BEGIN Supplied information

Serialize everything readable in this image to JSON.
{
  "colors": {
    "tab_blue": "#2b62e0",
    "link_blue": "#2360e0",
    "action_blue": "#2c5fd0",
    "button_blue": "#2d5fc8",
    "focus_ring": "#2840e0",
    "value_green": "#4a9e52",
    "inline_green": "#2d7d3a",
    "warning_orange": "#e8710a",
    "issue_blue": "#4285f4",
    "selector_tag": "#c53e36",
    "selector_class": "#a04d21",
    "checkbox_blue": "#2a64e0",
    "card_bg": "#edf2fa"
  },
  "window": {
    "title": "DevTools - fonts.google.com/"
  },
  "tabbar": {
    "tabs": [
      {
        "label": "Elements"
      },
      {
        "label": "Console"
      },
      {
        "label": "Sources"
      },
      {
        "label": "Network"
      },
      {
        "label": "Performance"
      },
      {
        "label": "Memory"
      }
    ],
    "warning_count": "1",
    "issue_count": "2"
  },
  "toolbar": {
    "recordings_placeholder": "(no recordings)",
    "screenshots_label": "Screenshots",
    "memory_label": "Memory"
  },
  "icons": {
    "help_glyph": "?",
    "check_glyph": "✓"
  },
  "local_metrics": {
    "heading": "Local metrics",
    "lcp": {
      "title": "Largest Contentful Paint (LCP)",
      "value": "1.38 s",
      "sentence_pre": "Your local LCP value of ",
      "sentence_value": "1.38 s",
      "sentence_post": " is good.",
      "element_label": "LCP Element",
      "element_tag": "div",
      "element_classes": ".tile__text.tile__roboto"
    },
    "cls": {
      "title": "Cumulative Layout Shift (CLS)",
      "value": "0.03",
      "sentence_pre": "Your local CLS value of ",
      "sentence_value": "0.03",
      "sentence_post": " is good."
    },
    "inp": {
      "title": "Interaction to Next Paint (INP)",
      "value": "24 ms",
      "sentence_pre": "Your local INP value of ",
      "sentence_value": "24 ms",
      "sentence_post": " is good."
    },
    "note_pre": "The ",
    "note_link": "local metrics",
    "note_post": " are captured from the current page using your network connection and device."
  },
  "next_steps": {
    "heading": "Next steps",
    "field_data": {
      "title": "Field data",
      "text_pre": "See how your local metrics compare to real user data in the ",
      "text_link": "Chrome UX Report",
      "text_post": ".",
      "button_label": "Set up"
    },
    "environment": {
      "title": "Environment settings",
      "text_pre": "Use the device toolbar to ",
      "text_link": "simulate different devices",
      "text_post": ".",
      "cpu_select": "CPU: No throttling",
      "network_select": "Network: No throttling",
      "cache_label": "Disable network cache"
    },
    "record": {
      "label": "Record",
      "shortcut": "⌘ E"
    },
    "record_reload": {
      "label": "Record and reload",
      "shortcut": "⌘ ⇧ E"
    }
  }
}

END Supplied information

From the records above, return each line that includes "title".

    "title": "DevTools - fonts.google.com/"
      "title": "Largest Contentful Paint (LCP)",
      "title": "Cumulative Layout Shift (CLS)",
      "title": "Interaction to Next Paint (INP)",
      "title": "Field data",
      "title": "Environment settings",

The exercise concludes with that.